Troubles bedevilling former Interior Cabinet Secretary Fred Matiang’i have deepened after the anti-corruption agency wrote to Chief of Staff and Head of Public Service Felix Koskei seeking certified information on his declared wealth.

In a letter dated February 27, Ethics and Anti-Corruption Commission (EACC) CEO Twalib Mbarak said the commission was conducting investigations involving Dr Matiang'i.

"Pursuant to Section 30(1) (4) (b) of the Public Officers Ethics Act, the commission wishes to request for certified copies of Declaration of Income, Assets and Liabilities forms for years 2012 to 2022, including the initial and final declarations," part of the letter said.

The EACC boss has also delegated the agency's detectives, Mr Abdul Low and Mr Paul Mugwe, to collect the documents from Mr Koskei's office at Harambee House.

This new development comes five days after Dr Matiang’i was summoned to the Directorate of Criminal Investigations headquarters last Friday.

The summons, the DCI explained, was for the former CS to assist its sleuths in investigations of an alleged invasion and raid of Dr Matiang’i’s residence that supposedly happened on the night of February 8 to early morning hours of February 9.

Almost 6pm

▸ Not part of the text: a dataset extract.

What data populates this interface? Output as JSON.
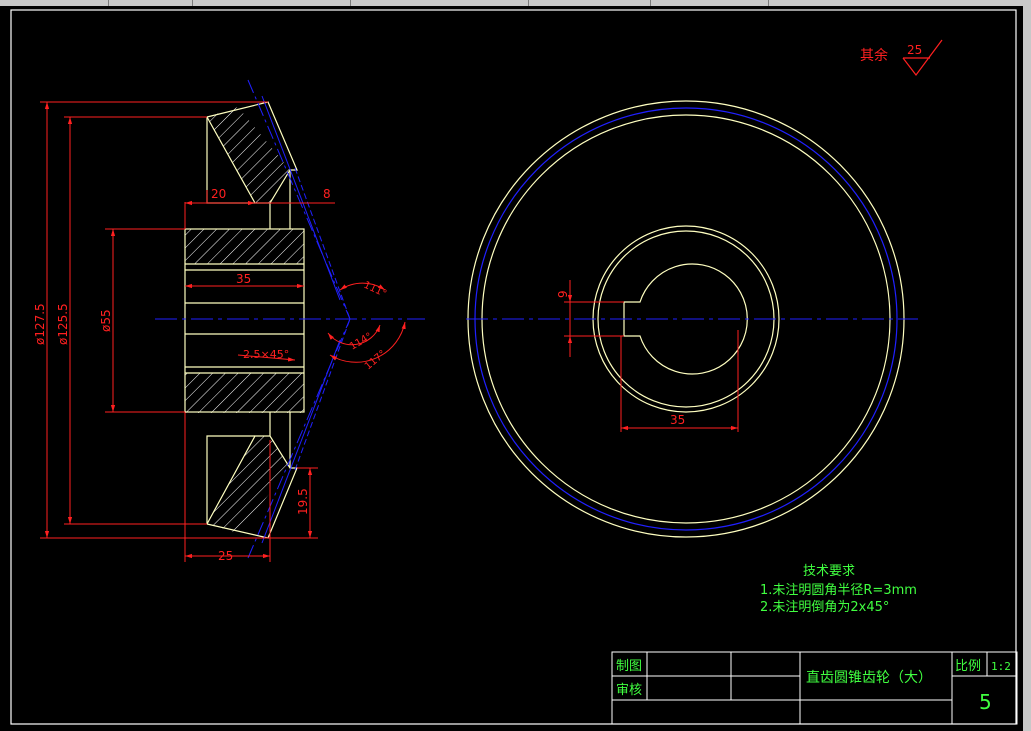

The brazen former CS, however, did not honour the summons with his lawyer Danstan Omari saying the summon was questionable and wondered why they only issued it at almost 6pm when the courts had been closed.

Through Mr Omari and a brigade of politicians led by former Prime Minister Raila Odinga, Dr Matiang’i sounded an alarm that his home was being raided by a contingent of police officers.

The government security apparatus, led by Interior Cabinet Secretary, Kithure Kindiki, strongly refuted the claims saying no security officer, from any security agency in the country had been sent to raid the former senior state official’s home in Karen, Nairobi.

“There are procedures that govern how to summon, arrest, question and even prosecuting someone in court. We do not just raid people’s houses at night. It turned out there was no raid and maybe the former CS was apprehensive. I can say without fear, no police officer went to the former CS’s residence,” CS Kindiki told the Nation in an interview last week.